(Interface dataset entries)
####
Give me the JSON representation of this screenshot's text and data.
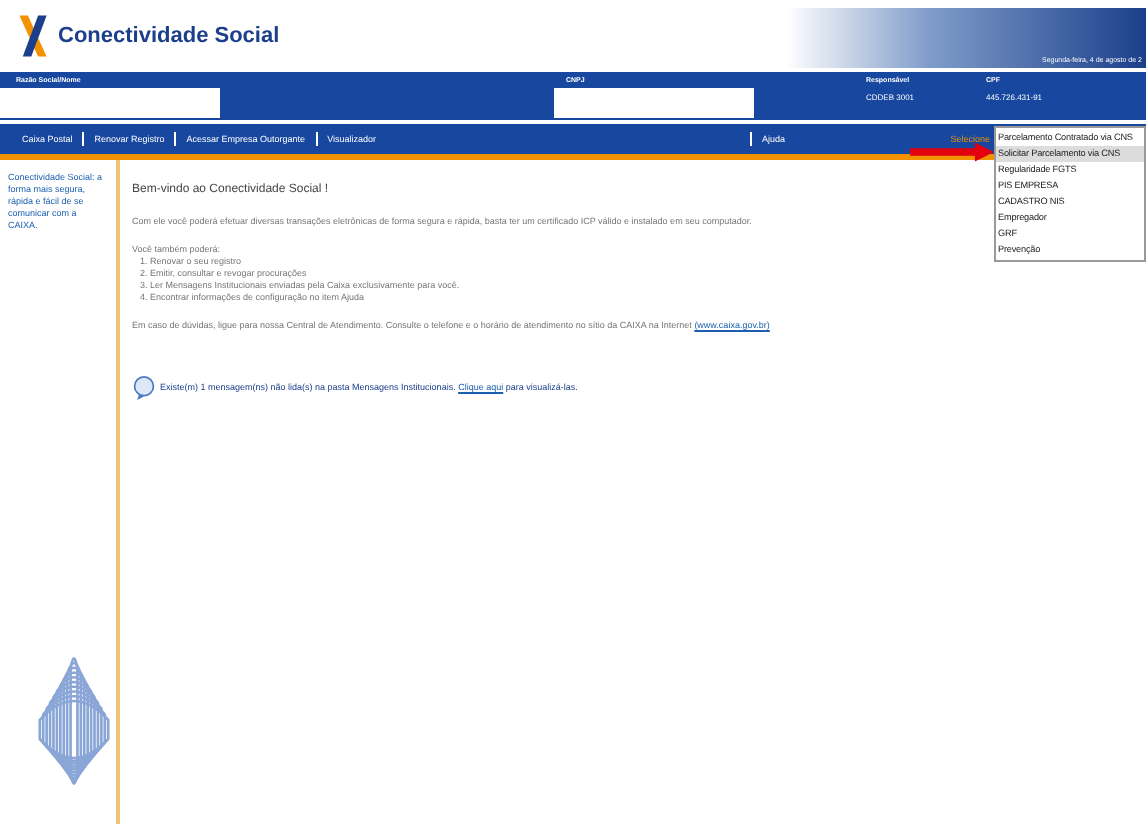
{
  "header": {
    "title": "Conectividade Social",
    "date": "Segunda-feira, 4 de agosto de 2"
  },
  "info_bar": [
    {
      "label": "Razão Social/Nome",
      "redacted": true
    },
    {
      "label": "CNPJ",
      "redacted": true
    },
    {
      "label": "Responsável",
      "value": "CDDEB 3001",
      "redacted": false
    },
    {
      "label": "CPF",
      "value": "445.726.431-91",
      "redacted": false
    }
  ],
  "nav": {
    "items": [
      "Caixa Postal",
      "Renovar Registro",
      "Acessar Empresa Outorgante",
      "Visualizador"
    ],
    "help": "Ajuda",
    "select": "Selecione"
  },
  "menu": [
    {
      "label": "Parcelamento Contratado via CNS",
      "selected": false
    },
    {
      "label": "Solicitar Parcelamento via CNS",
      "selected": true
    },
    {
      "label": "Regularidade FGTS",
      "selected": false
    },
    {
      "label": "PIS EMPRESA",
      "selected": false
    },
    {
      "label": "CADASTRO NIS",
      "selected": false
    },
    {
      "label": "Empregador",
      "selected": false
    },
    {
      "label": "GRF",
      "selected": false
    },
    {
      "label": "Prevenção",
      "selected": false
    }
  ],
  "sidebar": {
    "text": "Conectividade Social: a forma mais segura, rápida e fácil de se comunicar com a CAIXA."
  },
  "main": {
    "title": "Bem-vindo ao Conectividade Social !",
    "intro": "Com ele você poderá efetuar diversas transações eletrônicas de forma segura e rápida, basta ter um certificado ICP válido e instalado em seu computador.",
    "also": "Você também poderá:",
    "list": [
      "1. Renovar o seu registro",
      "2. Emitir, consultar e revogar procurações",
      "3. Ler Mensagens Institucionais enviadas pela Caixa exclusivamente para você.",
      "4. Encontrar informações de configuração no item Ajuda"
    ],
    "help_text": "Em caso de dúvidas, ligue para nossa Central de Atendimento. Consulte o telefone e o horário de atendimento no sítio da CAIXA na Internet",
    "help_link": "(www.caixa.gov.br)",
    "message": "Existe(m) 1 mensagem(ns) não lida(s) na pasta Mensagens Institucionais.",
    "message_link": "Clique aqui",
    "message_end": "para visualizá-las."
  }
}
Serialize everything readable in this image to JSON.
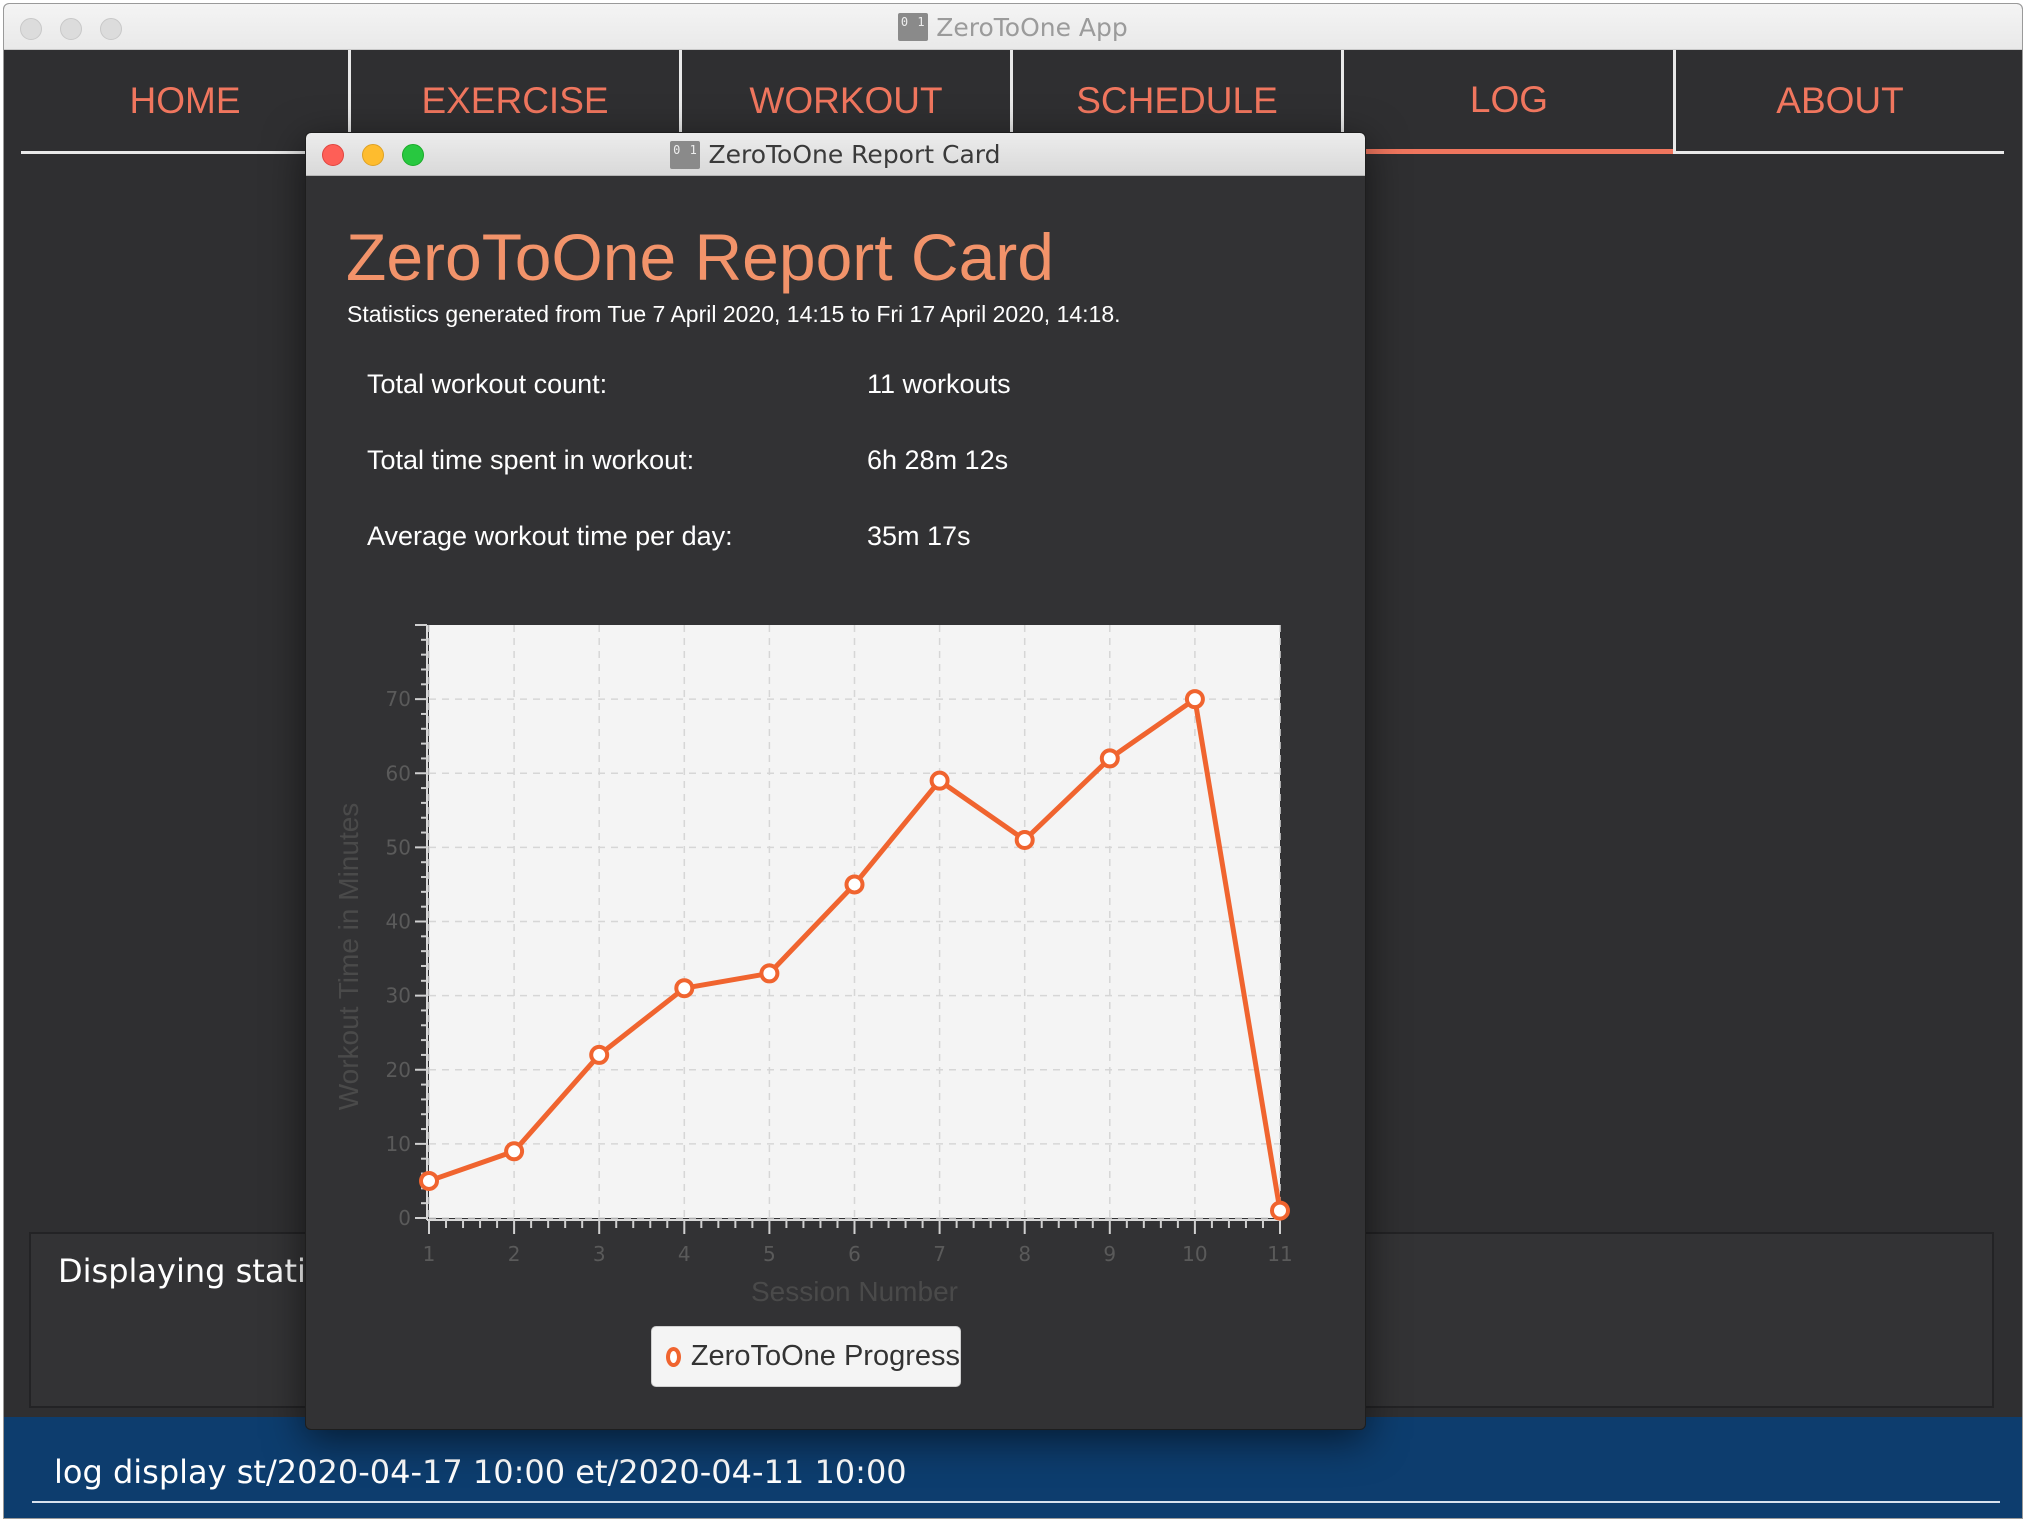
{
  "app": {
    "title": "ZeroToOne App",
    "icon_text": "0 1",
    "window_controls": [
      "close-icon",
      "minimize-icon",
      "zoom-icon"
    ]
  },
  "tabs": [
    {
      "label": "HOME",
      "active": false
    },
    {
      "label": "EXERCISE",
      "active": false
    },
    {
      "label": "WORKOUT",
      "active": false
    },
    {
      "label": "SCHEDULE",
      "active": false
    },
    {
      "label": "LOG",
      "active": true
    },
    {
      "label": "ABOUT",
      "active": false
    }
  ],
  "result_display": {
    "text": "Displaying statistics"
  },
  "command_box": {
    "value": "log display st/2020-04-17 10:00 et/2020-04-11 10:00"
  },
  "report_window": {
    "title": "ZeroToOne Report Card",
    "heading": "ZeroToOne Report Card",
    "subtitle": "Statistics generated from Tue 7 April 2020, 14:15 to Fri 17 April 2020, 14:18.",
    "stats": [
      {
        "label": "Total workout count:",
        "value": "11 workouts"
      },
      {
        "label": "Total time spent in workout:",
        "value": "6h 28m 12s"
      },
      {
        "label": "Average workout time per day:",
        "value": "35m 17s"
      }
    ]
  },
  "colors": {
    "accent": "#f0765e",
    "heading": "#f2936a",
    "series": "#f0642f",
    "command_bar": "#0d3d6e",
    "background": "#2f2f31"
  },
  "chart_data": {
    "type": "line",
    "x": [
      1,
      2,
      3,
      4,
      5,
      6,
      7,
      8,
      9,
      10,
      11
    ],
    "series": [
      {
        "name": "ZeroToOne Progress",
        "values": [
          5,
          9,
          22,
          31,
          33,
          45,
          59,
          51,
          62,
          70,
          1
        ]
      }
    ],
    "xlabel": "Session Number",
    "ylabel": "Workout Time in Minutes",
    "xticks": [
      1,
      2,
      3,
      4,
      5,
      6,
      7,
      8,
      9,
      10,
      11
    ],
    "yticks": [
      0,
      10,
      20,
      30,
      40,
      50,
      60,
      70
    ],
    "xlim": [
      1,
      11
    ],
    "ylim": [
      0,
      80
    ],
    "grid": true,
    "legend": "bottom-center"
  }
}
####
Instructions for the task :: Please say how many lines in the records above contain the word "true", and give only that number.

Result for this task :: 5